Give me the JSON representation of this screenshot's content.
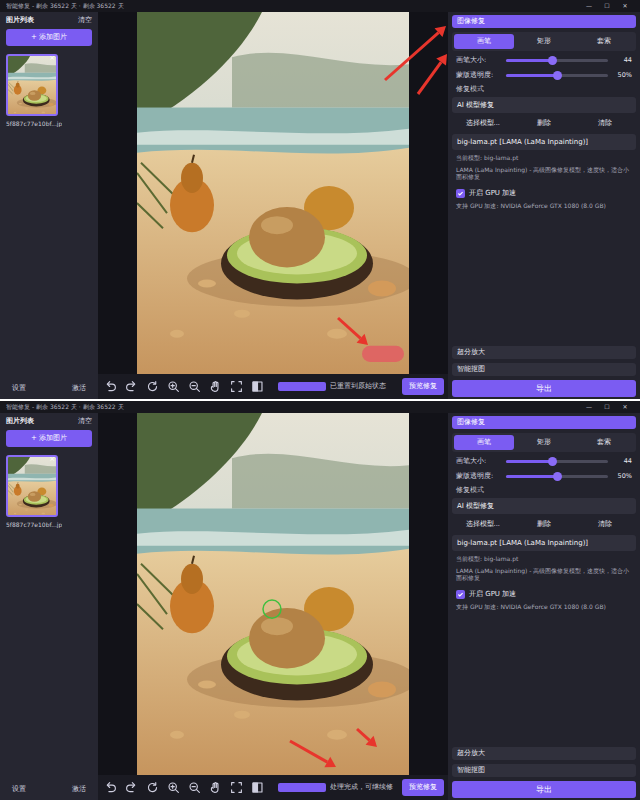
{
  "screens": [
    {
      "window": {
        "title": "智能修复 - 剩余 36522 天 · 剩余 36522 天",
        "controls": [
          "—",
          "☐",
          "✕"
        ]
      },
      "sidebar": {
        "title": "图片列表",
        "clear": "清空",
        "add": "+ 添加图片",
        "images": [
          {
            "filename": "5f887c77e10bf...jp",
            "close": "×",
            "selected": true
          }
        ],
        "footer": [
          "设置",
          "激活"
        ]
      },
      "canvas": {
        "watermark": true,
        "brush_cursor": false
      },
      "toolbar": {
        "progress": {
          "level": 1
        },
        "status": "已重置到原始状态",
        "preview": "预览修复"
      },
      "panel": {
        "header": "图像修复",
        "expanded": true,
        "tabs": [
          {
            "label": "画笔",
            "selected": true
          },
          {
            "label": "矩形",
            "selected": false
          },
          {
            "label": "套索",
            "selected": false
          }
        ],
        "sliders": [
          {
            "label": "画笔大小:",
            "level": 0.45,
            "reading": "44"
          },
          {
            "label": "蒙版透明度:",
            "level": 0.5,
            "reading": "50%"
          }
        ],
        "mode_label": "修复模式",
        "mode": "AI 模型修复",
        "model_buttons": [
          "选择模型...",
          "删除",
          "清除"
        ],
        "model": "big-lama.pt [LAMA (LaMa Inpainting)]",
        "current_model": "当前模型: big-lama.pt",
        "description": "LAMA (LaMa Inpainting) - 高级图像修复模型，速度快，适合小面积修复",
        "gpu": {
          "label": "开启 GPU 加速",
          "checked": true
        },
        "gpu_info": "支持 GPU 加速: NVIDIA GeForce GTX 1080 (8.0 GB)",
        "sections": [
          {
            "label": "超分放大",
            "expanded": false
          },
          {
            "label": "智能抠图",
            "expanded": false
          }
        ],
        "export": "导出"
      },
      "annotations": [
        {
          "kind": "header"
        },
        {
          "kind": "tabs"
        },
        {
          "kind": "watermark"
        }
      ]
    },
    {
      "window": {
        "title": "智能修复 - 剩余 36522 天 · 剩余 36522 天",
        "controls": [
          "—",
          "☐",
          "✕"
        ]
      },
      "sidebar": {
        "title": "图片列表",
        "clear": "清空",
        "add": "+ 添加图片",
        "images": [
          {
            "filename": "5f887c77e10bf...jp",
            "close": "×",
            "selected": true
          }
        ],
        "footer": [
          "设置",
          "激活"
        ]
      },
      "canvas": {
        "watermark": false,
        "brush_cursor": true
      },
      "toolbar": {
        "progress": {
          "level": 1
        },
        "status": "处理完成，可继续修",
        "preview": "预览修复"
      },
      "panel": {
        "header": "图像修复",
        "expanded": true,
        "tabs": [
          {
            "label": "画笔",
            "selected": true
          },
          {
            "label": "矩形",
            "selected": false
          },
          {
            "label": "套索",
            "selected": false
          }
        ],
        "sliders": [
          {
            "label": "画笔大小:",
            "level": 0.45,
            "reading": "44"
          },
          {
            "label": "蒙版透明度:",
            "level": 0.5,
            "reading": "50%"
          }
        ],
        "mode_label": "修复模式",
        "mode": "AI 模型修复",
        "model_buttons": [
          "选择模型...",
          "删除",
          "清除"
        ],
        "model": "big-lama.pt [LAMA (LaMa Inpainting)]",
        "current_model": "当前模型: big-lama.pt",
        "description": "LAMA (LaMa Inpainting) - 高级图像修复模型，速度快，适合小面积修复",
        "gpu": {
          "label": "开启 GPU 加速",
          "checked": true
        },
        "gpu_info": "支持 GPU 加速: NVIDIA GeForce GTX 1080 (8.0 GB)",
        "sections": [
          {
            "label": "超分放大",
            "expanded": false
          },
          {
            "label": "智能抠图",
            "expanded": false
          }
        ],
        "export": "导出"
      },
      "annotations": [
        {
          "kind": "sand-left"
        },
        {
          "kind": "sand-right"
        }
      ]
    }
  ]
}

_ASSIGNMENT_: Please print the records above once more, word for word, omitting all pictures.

_EXERCISE RESULT_:
Give me the JSON representation of this screenshot's content.
{
  "screens": [
    {
      "window": {
        "title": "智能修复 - 剩余 36522 天 · 剩余 36522 天",
        "controls": [
          "—",
          "☐",
          "✕"
        ]
      },
      "sidebar": {
        "title": "图片列表",
        "clear": "清空",
        "add": "+ 添加图片",
        "images": [
          {
            "filename": "5f887c77e10bf...jp",
            "close": "×",
            "selected": true
          }
        ],
        "footer": [
          "设置",
          "激活"
        ]
      },
      "canvas": {
        "watermark": true,
        "brush_cursor": false
      },
      "toolbar": {
        "progress": {
          "level": 1
        },
        "status": "已重置到原始状态",
        "preview": "预览修复"
      },
      "panel": {
        "header": "图像修复",
        "expanded": true,
        "tabs": [
          {
            "label": "画笔",
            "selected": true
          },
          {
            "label": "矩形",
            "selected": false
          },
          {
            "label": "套索",
            "selected": false
          }
        ],
        "sliders": [
          {
            "label": "画笔大小:",
            "level": 0.45,
            "reading": "44"
          },
          {
            "label": "蒙版透明度:",
            "level": 0.5,
            "reading": "50%"
          }
        ],
        "mode_label": "修复模式",
        "mode": "AI 模型修复",
        "model_buttons": [
          "选择模型...",
          "删除",
          "清除"
        ],
        "model": "big-lama.pt [LAMA (LaMa Inpainting)]",
        "current_model": "当前模型: big-lama.pt",
        "description": "LAMA (LaMa Inpainting) - 高级图像修复模型，速度快，适合小面积修复",
        "gpu": {
          "label": "开启 GPU 加速",
          "checked": true
        },
        "gpu_info": "支持 GPU 加速: NVIDIA GeForce GTX 1080 (8.0 GB)",
        "sections": [
          {
            "label": "超分放大",
            "expanded": false
          },
          {
            "label": "智能抠图",
            "expanded": false
          }
        ],
        "export": "导出"
      },
      "annotations": [
        {
          "kind": "header"
        },
        {
          "kind": "tabs"
        },
        {
          "kind": "watermark"
        }
      ]
    },
    {
      "window": {
        "title": "智能修复 - 剩余 36522 天 · 剩余 36522 天",
        "controls": [
          "—",
          "☐",
          "✕"
        ]
      },
      "sidebar": {
        "title": "图片列表",
        "clear": "清空",
        "add": "+ 添加图片",
        "images": [
          {
            "filename": "5f887c77e10bf...jp",
            "close": "×",
            "selected": true
          }
        ],
        "footer": [
          "设置",
          "激活"
        ]
      },
      "canvas": {
        "watermark": false,
        "brush_cursor": true
      },
      "toolbar": {
        "progress": {
          "level": 1
        },
        "status": "处理完成，可继续修",
        "preview": "预览修复"
      },
      "panel": {
        "header": "图像修复",
        "expanded": true,
        "tabs": [
          {
            "label": "画笔",
            "selected": true
          },
          {
            "label": "矩形",
            "selected": false
          },
          {
            "label": "套索",
            "selected": false
          }
        ],
        "sliders": [
          {
            "label": "画笔大小:",
            "level": 0.45,
            "reading": "44"
          },
          {
            "label": "蒙版透明度:",
            "level": 0.5,
            "reading": "50%"
          }
        ],
        "mode_label": "修复模式",
        "mode": "AI 模型修复",
        "model_buttons": [
          "选择模型...",
          "删除",
          "清除"
        ],
        "model": "big-lama.pt [LAMA (LaMa Inpainting)]",
        "current_model": "当前模型: big-lama.pt",
        "description": "LAMA (LaMa Inpainting) - 高级图像修复模型，速度快，适合小面积修复",
        "gpu": {
          "label": "开启 GPU 加速",
          "checked": true
        },
        "gpu_info": "支持 GPU 加速: NVIDIA GeForce GTX 1080 (8.0 GB)",
        "sections": [
          {
            "label": "超分放大",
            "expanded": false
          },
          {
            "label": "智能抠图",
            "expanded": false
          }
        ],
        "export": "导出"
      },
      "annotations": [
        {
          "kind": "sand-left"
        },
        {
          "kind": "sand-right"
        }
      ]
    }
  ]
}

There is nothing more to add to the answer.